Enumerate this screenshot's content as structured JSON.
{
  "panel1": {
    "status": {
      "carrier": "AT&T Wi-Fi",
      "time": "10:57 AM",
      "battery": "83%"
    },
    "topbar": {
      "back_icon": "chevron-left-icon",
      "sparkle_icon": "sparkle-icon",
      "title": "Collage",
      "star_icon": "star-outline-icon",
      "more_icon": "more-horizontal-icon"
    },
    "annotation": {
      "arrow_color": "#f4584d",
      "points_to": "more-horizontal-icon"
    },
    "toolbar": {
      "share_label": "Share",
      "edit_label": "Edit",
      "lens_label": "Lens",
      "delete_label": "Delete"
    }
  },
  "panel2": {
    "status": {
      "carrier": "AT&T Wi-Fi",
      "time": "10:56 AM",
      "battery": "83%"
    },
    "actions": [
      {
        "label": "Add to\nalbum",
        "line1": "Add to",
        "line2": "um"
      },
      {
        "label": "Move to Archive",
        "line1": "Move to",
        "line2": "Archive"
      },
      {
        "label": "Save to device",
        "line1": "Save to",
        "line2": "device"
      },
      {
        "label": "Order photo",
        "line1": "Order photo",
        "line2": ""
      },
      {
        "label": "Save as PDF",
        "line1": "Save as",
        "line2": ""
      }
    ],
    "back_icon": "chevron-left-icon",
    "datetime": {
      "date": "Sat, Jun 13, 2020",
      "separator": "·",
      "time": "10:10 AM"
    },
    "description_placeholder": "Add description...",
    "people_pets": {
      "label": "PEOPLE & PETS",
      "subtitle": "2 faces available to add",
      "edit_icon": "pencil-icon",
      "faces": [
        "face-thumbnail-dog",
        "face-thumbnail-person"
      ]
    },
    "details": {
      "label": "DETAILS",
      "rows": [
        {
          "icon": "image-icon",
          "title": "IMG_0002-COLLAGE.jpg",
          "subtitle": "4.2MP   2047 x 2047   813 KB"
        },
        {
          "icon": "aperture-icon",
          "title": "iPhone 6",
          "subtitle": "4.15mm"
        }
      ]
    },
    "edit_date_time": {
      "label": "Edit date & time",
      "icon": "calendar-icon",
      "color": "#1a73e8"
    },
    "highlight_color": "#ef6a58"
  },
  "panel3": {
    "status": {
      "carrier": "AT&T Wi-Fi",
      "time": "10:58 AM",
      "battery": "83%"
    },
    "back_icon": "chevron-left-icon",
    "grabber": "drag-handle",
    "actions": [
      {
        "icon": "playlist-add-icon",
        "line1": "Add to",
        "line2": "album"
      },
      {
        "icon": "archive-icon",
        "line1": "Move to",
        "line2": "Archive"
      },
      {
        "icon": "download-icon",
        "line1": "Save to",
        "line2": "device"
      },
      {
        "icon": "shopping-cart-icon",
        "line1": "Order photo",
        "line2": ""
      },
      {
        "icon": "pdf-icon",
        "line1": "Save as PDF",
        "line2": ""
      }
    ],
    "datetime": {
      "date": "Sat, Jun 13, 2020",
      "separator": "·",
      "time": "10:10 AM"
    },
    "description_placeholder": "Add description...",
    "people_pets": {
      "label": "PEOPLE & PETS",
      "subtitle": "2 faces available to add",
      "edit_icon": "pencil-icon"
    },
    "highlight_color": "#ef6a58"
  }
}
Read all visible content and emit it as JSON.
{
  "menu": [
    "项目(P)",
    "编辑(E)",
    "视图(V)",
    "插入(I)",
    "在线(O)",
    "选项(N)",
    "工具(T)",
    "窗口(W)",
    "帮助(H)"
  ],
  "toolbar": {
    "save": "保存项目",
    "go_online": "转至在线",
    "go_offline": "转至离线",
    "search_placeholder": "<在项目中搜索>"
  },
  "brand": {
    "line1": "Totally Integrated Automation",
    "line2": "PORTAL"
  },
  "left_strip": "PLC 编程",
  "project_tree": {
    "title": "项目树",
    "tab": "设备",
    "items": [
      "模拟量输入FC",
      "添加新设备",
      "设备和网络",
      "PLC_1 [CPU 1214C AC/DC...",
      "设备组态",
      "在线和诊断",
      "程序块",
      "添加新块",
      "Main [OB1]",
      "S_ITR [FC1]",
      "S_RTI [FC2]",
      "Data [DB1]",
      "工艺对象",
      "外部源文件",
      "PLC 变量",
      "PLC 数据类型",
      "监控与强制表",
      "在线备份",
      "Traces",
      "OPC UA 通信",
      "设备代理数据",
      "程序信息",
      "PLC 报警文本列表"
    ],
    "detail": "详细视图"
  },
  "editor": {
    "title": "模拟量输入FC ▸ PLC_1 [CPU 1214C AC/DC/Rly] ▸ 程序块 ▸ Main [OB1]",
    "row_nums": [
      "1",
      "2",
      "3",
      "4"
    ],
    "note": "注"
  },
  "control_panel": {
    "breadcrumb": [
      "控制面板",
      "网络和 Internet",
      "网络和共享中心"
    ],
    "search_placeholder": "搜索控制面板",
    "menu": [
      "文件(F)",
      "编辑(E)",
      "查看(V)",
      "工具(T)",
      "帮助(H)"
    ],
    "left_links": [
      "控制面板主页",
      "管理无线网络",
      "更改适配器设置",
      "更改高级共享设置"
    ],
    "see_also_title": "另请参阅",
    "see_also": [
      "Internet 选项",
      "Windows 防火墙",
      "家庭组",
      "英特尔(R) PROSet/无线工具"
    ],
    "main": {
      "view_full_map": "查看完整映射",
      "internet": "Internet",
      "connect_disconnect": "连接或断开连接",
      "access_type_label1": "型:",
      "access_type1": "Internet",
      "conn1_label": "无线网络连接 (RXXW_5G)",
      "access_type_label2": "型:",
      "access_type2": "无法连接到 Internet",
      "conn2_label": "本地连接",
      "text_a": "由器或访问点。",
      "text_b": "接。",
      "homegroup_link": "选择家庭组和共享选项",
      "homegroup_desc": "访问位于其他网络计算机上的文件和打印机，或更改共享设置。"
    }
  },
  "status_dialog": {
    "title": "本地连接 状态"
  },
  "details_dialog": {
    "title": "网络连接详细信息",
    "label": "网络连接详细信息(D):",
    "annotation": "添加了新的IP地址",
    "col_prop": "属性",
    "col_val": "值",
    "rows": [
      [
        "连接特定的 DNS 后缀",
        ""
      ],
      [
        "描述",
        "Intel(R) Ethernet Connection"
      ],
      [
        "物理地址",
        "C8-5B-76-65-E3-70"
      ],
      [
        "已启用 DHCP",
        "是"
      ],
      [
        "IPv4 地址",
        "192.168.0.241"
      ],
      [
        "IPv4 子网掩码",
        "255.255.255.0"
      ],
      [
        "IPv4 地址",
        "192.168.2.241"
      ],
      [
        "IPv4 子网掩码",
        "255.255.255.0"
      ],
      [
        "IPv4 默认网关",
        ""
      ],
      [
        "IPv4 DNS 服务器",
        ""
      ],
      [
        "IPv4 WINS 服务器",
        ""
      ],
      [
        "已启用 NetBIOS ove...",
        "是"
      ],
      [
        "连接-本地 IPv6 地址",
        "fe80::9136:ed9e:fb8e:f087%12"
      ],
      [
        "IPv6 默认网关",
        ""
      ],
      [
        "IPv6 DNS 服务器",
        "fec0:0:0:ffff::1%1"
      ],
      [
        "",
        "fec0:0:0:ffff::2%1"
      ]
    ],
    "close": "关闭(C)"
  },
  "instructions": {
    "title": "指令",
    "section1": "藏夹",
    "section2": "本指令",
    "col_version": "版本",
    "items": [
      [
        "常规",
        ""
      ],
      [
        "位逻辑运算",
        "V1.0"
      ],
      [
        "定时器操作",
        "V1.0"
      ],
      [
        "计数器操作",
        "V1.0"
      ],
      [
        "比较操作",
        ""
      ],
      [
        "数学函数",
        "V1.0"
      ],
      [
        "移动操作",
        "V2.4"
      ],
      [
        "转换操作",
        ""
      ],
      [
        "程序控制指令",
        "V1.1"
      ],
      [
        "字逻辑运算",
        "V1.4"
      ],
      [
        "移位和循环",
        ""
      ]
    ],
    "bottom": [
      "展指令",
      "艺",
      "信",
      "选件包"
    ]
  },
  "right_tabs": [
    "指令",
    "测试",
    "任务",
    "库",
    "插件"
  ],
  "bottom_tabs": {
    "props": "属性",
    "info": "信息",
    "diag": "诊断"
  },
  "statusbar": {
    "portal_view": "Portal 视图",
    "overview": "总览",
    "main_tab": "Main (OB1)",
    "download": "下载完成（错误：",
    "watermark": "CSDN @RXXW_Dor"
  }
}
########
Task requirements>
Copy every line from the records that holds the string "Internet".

Response to the task>
      "网络和 Internet",
      "Internet 选项",
      "internet": "Internet",
      "access_type1": "Internet",
      "access_type2": "无法连接到 Internet",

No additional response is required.